There is an increasingly popularised conception that safety is associated with sterile environments and stopping the novel Coronavirus has required radical separation of humans. But as a society, touch is a language we cannot afford to forget and we are facing a touch crisis for a number of reasons, ranging from a love affair with our screens to fear of diseases. A study by The New England Journal of Medicine found the novel Coronavirus can be detected on plastic for up to 72 hours among other figures on how viruses inhabit man made surfaces. This points to hygienic packaging becoming a priority for brands and when it comes to the beauty industry, hygiene will be a key concern for years to come as paranoia over what we touch is expected to continue.

What would happen in a future where we have to relearn touch? Immersive design studio Bompas & Parr in their Fluid Landscapes project speculate on a future where people might struggle getting used to touch again post-pandemic. Their solution: the Haptics Museum, where people would be encouraged to interact with objects and other humans as they navigate “a sensory stimulating experience, we hope this will encourage others to fall in love with touch again.”

Before the Covid pandemic, artist Lucy McRae in her work “Compression carpet” sought to address society’s view that physical interactions are erasable and can predominantly take place in the digital world. She explains “this symptom has led us to a crisis of touch, demanding interventions that cater to society’s physical and emotional needs”. More recently with her “Solitary Survival Raft” she explores isolation and fear of the unknown and explained her job is “to be that of an interpreter” translating our uncertain world’s signal. 

As we strive to create stability, our living spaces are becoming a playground for speculation with some scenarios advocating ways of living that further isolate us as individuals.
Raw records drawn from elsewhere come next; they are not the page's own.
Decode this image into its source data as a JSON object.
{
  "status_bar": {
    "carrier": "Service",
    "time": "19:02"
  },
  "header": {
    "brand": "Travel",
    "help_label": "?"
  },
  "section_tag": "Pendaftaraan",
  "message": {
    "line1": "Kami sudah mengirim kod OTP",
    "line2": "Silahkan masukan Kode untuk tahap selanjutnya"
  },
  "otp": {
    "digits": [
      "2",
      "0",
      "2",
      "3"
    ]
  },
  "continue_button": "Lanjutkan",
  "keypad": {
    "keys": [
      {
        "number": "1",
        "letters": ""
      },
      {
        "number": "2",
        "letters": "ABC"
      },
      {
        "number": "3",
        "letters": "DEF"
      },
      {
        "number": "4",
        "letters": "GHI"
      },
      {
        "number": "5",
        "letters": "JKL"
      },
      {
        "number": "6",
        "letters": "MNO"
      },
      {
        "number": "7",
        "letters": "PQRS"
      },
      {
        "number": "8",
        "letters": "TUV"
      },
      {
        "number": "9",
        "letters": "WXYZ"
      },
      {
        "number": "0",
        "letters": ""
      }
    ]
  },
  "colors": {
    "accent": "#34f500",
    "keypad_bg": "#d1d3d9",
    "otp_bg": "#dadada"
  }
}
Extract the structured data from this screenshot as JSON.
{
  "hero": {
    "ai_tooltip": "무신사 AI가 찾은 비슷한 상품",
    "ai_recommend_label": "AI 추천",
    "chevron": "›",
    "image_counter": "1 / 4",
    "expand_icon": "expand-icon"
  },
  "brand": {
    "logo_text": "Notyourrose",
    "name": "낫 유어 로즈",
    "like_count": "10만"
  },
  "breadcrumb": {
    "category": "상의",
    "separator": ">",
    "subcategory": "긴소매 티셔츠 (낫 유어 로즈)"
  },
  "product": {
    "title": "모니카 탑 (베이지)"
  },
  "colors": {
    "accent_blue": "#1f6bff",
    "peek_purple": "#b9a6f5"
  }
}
In her piece for the Intercept and the Guardian, author, journalist, and academic Naomi Klein, known for her best-selling book the Shock Doctrine, states: “something resembling a coherent pandemic shock doctrine is beginning to emerge. Call it the Screen New Deal. Far more hi-tech than anything we have seen during previous disasters, the future that is being rushed into being as the bodies still pile up treats our past weeks of physical isolation not as a painful necessity to save lives, but as a living laboratory for a permanent – and highly profitable – no-touch future.” 

The Roman Catholic priest, theologian, philosopher, and social critic Ivan Illich set forth the view that the new technological order he wrote about as far back as the 1970s was in fact preparing the path for a “brave new biocracy”. What he hadn’t foreseen was how touch and our relationship with viruses would evolve 50 years later and the question remains, are we asking the right questions and willing to resist the touchless germ-free future presented to us?


Finding a vaccine, restarting the world economy, and preventing another outbreak require intense cooperation. Our technological capacity can confront the challenge on a global scale. But there are limits to innovation and industry if we do not see culture as where true evolution is birthed. Data from one part of the world can help fight the virus in another part whilst contact-tracing apps can limit deadly virus outbreaks. But technology is not in the driver seat of greater cooperation. This would be a temporary expedient with permanent features that would undermine the indelible fact human form is a multitude of assembled parts ranging from microbial to data. Our very notions of fixed physical human boundaries are collapsing but if given the opportunity to build new, we will have to rethink agency because if touch and viruses become fully contained and controlled, who will we be? Perhaps the future is one where we collaborate with viruses as diverse entities rather than annihilate them.